Our objective in this workshop was to critically evaluate the present position of these smaller city museums – their collections, display systems, use of interpretive media and tools, their public programming and outreach, online presence (if any!) – and then to chart out exciting, imaginative and practical ways forward, in an effort to put these public resources ‘on the map’ for anyone and everyone! Our framework for this evaluation and planning was the latest in the theory and practice of museum interpretation and audience understanding internationally.

Our workshop began with an in-depth online and in person exploration of some of the latest ideas, theories and lessons in museum-audience relationships. Participants shared their specific areas of experience and interest as well as personal challenges and reasons for signing up for the workshop. For most, the concept of interpretive planning was completely new, even daunting, at the start of the week. Over the next four days and six museum visits – from the newest, to the most ‘hidden’ and difficult to access – we discussed, critiqued and, generally, immersed ourselves in the world of Mumbai museums.

 

Some learnings

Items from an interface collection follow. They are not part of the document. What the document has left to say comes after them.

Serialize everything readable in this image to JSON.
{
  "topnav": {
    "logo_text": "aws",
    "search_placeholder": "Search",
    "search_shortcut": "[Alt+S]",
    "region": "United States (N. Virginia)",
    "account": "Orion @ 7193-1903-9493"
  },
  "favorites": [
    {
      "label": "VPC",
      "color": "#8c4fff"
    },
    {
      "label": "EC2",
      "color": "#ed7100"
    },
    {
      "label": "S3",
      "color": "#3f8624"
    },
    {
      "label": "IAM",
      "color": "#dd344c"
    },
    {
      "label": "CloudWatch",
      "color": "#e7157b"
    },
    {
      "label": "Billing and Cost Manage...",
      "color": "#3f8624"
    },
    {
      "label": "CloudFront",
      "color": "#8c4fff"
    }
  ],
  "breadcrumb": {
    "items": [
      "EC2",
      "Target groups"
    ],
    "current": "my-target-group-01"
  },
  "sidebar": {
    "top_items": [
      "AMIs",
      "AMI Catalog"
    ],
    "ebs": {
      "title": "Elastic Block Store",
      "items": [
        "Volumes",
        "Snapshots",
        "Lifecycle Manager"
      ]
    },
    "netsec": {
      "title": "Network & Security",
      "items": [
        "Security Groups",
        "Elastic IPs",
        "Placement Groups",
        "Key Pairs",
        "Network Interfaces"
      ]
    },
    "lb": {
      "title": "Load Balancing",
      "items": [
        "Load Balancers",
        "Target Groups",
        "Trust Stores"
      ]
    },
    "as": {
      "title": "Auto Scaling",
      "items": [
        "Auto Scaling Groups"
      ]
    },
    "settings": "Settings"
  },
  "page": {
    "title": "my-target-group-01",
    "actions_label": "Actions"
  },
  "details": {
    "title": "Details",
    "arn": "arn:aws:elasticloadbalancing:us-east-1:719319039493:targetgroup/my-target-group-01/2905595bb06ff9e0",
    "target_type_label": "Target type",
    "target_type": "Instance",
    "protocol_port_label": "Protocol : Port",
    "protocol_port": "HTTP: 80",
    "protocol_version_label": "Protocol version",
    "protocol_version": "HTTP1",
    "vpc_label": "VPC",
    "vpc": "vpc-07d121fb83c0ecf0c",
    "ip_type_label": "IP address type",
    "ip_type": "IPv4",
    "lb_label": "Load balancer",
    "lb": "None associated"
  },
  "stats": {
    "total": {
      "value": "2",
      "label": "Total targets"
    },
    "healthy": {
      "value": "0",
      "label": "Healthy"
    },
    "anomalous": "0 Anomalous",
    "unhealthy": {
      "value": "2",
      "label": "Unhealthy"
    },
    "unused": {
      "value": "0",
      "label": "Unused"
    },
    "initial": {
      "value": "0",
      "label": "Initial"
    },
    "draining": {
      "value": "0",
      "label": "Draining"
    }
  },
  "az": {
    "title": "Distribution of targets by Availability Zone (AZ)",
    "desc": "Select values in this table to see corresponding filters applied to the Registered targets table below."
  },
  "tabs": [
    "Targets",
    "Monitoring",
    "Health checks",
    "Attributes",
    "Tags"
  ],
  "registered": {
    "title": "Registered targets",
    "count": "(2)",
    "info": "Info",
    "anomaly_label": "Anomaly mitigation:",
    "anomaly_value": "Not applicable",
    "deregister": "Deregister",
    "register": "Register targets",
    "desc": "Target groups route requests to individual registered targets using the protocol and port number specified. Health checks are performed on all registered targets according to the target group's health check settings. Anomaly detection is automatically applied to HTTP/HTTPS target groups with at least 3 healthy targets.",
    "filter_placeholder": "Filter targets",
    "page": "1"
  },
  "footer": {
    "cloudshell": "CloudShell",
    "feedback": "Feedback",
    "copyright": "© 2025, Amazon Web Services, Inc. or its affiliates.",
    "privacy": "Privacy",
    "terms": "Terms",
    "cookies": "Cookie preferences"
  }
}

Given the right cues and markers to critical museum visiting, and the space, time, encouragement to express their thoughts and give feedback, the participants went from passive, quiet visitors to engaged, confident and critical audiences. Importantly, their critique gradually matured with each experience, tempered by a growing understanding not only of where the museums could aim to reach, but crucially of the many real challenges and obstacles they face. The workshop encouraged building plans that incorporated these challenges, and were not over-simplified, flights of imagination only.

And what fantastic plans they built. From creative themes, catchy names, tag lines and hashtags to recognizing potential communities even I hadn’t imagined, and out-of-the-box communication tools and media, the interpretive plans presented at the final session not only pushed boundaries, but excited us most by how do-able they actually are.

Some museums were received with more joy and inspiration than others. This difference was based on how welcoming, comfortable and engaged the students felt in these spaces. We experienced a wide range of reactions – from special, behind-the-scenes visits, to literally being asked to leave one ‘museum’ for no apparent reason. It has to be said that some museums in Mumbai need to rethink calling themselves as such, given their complete lack of interest in being spaces for engagement, learning – even mere public presence.

That said, despite the distance we have yet to travel, the participants consistently expressed amazement at the diversity of the ‘hidden’ museum resources in the city. Many were spaces and collections that have never seen or heard of before. At the end of the week, they left excited by the vast potential that Mumbai’s Museums of the Future hold.

On my part, I was thrilled that their evaluation sheets indicate that they will never again just passively visit and enjoy museums. My aim always is to make participants even just a little bit more critical and dissatisfied – and therefore demanding of change.